■ Interface dataset entries ■
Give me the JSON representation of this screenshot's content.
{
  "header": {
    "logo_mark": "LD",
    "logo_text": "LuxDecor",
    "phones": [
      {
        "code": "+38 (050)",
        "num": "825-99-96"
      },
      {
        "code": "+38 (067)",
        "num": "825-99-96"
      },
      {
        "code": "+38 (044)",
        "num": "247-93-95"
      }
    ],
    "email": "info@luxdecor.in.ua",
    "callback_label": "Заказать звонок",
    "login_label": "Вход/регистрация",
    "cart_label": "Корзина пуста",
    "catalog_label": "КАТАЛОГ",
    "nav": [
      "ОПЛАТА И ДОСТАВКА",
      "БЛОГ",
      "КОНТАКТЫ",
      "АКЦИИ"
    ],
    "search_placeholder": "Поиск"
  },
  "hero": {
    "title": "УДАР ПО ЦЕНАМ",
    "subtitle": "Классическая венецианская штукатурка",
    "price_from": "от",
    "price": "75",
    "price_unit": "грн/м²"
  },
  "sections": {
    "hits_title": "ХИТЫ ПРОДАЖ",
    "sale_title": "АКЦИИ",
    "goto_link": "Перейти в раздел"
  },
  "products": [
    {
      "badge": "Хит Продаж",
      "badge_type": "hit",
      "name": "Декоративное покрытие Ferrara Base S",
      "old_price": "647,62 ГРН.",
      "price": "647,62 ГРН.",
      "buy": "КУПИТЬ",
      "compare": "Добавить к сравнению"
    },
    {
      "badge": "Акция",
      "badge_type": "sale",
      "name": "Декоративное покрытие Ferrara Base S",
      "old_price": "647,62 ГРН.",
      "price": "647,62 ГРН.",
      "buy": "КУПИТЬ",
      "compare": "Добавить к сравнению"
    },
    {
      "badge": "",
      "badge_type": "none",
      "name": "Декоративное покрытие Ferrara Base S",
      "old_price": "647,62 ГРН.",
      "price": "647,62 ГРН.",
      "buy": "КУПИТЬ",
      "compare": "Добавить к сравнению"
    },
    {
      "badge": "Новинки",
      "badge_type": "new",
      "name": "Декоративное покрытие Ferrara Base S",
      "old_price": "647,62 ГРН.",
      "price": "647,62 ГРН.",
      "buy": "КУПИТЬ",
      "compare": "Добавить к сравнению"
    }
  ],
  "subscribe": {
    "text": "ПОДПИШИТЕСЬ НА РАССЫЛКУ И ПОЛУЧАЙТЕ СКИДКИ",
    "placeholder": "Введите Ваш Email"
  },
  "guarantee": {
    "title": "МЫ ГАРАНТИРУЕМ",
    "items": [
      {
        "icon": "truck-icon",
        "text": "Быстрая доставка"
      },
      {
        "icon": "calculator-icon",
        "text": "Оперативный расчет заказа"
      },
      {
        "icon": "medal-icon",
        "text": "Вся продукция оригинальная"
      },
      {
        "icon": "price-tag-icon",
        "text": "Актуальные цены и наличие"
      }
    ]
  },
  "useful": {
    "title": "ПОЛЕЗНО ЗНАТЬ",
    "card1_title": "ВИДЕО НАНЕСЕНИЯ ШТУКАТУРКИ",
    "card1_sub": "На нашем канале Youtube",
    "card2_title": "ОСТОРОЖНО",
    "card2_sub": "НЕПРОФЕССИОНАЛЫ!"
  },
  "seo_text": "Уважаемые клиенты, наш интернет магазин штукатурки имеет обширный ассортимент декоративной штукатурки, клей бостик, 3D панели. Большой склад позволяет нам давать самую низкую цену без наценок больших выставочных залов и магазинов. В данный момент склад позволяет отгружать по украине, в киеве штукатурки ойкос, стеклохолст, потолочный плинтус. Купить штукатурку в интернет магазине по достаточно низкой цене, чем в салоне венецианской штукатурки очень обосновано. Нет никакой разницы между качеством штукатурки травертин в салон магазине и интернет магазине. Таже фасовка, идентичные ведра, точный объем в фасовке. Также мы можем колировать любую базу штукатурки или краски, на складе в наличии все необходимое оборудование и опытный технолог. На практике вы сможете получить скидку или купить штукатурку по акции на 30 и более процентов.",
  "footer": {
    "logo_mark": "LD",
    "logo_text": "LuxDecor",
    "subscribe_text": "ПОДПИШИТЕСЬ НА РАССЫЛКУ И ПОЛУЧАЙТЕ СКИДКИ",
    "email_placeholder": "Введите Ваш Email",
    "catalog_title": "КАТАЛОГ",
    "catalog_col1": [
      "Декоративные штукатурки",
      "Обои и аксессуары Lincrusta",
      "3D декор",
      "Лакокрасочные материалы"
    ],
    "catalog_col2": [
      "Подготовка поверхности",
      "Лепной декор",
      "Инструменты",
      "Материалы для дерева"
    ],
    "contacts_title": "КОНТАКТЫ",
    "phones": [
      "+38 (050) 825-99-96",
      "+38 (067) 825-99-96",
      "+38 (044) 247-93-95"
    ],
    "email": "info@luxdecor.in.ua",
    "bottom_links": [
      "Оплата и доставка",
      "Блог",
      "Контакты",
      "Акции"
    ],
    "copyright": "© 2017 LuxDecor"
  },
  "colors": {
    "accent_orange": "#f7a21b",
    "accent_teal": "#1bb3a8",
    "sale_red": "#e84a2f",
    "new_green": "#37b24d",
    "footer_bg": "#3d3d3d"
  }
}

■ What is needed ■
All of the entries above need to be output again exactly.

■ Reply ■
Give me the JSON representation of this screenshot's content.
{
  "header": {
    "logo_mark": "LD",
    "logo_text": "LuxDecor",
    "phones": [
      {
        "code": "+38 (050)",
        "num": "825-99-96"
      },
      {
        "code": "+38 (067)",
        "num": "825-99-96"
      },
      {
        "code": "+38 (044)",
        "num": "247-93-95"
      }
    ],
    "email": "info@luxdecor.in.ua",
    "callback_label": "Заказать звонок",
    "login_label": "Вход/регистрация",
    "cart_label": "Корзина пуста",
    "catalog_label": "КАТАЛОГ",
    "nav": [
      "ОПЛАТА И ДОСТАВКА",
      "БЛОГ",
      "КОНТАКТЫ",
      "АКЦИИ"
    ],
    "search_placeholder": "Поиск"
  },
  "hero": {
    "title": "УДАР ПО ЦЕНАМ",
    "subtitle": "Классическая венецианская штукатурка",
    "price_from": "от",
    "price": "75",
    "price_unit": "грн/м²"
  },
  "sections": {
    "hits_title": "ХИТЫ ПРОДАЖ",
    "sale_title": "АКЦИИ",
    "goto_link": "Перейти в раздел"
  },
  "products": [
    {
      "badge": "Хит Продаж",
      "badge_type": "hit",
      "name": "Декоративное покрытие Ferrara Base S",
      "old_price": "647,62 ГРН.",
      "price": "647,62 ГРН.",
      "buy": "КУПИТЬ",
      "compare": "Добавить к сравнению"
    },
    {
      "badge": "Акция",
      "badge_type": "sale",
      "name": "Декоративное покрытие Ferrara Base S",
      "old_price": "647,62 ГРН.",
      "price": "647,62 ГРН.",
      "buy": "КУПИТЬ",
      "compare": "Добавить к сравнению"
    },
    {
      "badge": "",
      "badge_type": "none",
      "name": "Декоративное покрытие Ferrara Base S",
      "old_price": "647,62 ГРН.",
      "price": "647,62 ГРН.",
      "buy": "КУПИТЬ",
      "compare": "Добавить к сравнению"
    },
    {
      "badge": "Новинки",
      "badge_type": "new",
      "name": "Декоративное покрытие Ferrara Base S",
      "old_price": "647,62 ГРН.",
      "price": "647,62 ГРН.",
      "buy": "КУПИТЬ",
      "compare": "Добавить к сравнению"
    }
  ],
  "subscribe": {
    "text": "ПОДПИШИТЕСЬ НА РАССЫЛКУ И ПОЛУЧАЙТЕ СКИДКИ",
    "placeholder": "Введите Ваш Email"
  },
  "guarantee": {
    "title": "МЫ ГАРАНТИРУЕМ",
    "items": [
      {
        "icon": "truck-icon",
        "text": "Быстрая доставка"
      },
      {
        "icon": "calculator-icon",
        "text": "Оперативный расчет заказа"
      },
      {
        "icon": "medal-icon",
        "text": "Вся продукция оригинальная"
      },
      {
        "icon": "price-tag-icon",
        "text": "Актуальные цены и наличие"
      }
    ]
  },
  "useful": {
    "title": "ПОЛЕЗНО ЗНАТЬ",
    "card1_title": "ВИДЕО НАНЕСЕНИЯ ШТУКАТУРКИ",
    "card1_sub": "На нашем канале Youtube",
    "card2_title": "ОСТОРОЖНО",
    "card2_sub": "НЕПРОФЕССИОНАЛЫ!"
  },
  "seo_text": "Уважаемые клиенты, наш интернет магазин штукатурки имеет обширный ассортимент декоративной штукатурки, клей бостик, 3D панели. Большой склад позволяет нам давать самую низкую цену без наценок больших выставочных залов и магазинов. В данный момент склад позволяет отгружать по украине, в киеве штукатурки ойкос, стеклохолст, потолочный плинтус. Купить штукатурку в интернет магазине по достаточно низкой цене, чем в салоне венецианской штукатурки очень обосновано. Нет никакой разницы между качеством штукатурки травертин в салон магазине и интернет магазине. Таже фасовка, идентичные ведра, точный объем в фасовке. Также мы можем колировать любую базу штукатурки или краски, на складе в наличии все необходимое оборудование и опытный технолог. На практике вы сможете получить скидку или купить штукатурку по акции на 30 и более процентов.",
  "footer": {
    "logo_mark": "LD",
    "logo_text": "LuxDecor",
    "subscribe_text": "ПОДПИШИТЕСЬ НА РАССЫЛКУ И ПОЛУЧАЙТЕ СКИДКИ",
    "email_placeholder": "Введите Ваш Email",
    "catalog_title": "КАТАЛОГ",
    "catalog_col1": [
      "Декоративные штукатурки",
      "Обои и аксессуары Lincrusta",
      "3D декор",
      "Лакокрасочные материалы"
    ],
    "catalog_col2": [
      "Подготовка поверхности",
      "Лепной декор",
      "Инструменты",
      "Материалы для дерева"
    ],
    "contacts_title": "КОНТАКТЫ",
    "phones": [
      "+38 (050) 825-99-96",
      "+38 (067) 825-99-96",
      "+38 (044) 247-93-95"
    ],
    "email": "info@luxdecor.in.ua",
    "bottom_links": [
      "Оплата и доставка",
      "Блог",
      "Контакты",
      "Акции"
    ],
    "copyright": "© 2017 LuxDecor"
  },
  "colors": {
    "accent_orange": "#f7a21b",
    "accent_teal": "#1bb3a8",
    "sale_red": "#e84a2f",
    "new_green": "#37b24d",
    "footer_bg": "#3d3d3d"
  }
}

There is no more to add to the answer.